Small-time PV makers will face obvious difficulties in trying to move downstream, of course, but even the big fish may find themselves swimming against a strong current. Chinese labor may be cheap, but maintaining teams of workers in Europe is not. This is important, as 98% of demand comes from overseas. “The salary of the director of ET Solutions AG is equivalent to headquarters’ entire marketing staff costs,” Dennis She observes. Managing an international team will be a new challenge to Chinese companies’ corporate culture. There is also a risk that offshoot companies such as ET could actually compete with their parent company for customers.

Seeking Solace at Home


While looking to the U.S. market and new business strategies, Chinese PV manufacturers have been lobbying the Chinese government to boost the deployment of solar technology at home. So far, China boasts only around 130MW worth of installed PV power facilities, notes Wu, as solar power production costs far more than that from fossil sources, especially coal. More cost-efficient wind and nuclear energy are known to be favored by state planners.


There is a chance this could be about to change, though. If grid parity is defined as achieving costs competitive with those of fossil-fueled power generation, it is still a long way off; in fact, solar need only be competitive with peak grid prices in order to be financially justified in its own right. Shi Zhengrong, chairman and CEO of Suntech Power, and other industry leaders say they think this will occur in China by 2012, by which time they say prices will have fallen to one yuan per kilowatt hour.


“Based on the dropping module prices, falling silicon prices and improving technology, I think this is achievable,” says New Energy Finance’s Wu. She notes that in certain parts of the United States, $0.2/KW solar generation has already been seen, adding the caveat that in China, likewise, the one yuan target will only be reached in certain regions by 2012.


“From that moment on, the PV industry be heading towards rapidly growing demand once again, which will no longer be dependent on and limited by subsidy programs,” SolarPlaza predicts. “This could lead to unprecedented growth opportunities for the PV industry and perhaps even an undersupply situation.”
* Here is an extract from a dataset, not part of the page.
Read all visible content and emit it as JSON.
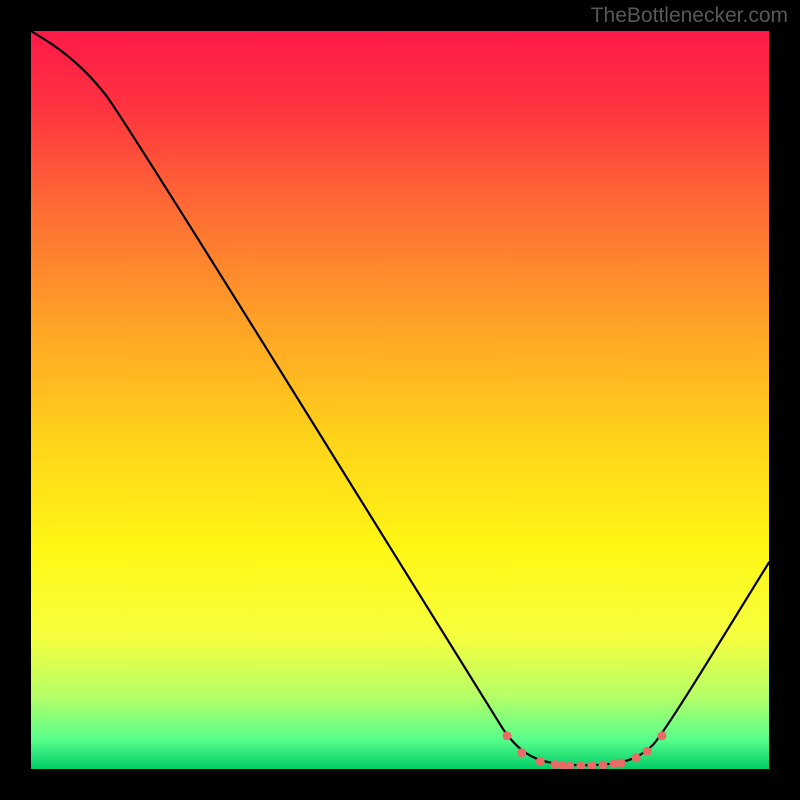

The Chinese government seems to be alive to the possible opportunities, even as it surely rues the troubles of its domestic PV manufacturers. “We think the government really needs to do something to rescue them,” says Wu, noting that solar technology is a significant employer, and that the government will not allow a “green” industry to fail. Already, with the cost of solar power falling, the government appears to be testing the potential of the domestic market, she says. It has launched its first concessionary bidding process for a 10MW solar plant in Dunhuang, Gansu province, the country’s largest to date, and will provide a subsidy equal to the difference between the cost of the electricity generated and the local coal fire energy price. By late February, 50 Chinese and foreign developers had shown themselves eager to join the fray. Bidding closes on March 20. This project should help China not only to take a step nearer to its (albeit conservative) target of 300MW solar power by 2010, but also to gauge the scale of the potential market and funding required, Wu says. Several other plants are planned.

Elsewhere, too, policy support remains strong. This is true of many traditional markets, Wu says, but also in emerging markets such as Greece and Eastern Europe. Fundamental drivers of industry development, such as environmental issues and energy security concerns, also remain in place. Though it may spell the end for some PV producers, the downward pressure on prices should open up a far larger market for those able to survive the current crisis. Though burning dimly of late, it seems there is reason to believe that solar’s star has not fallen.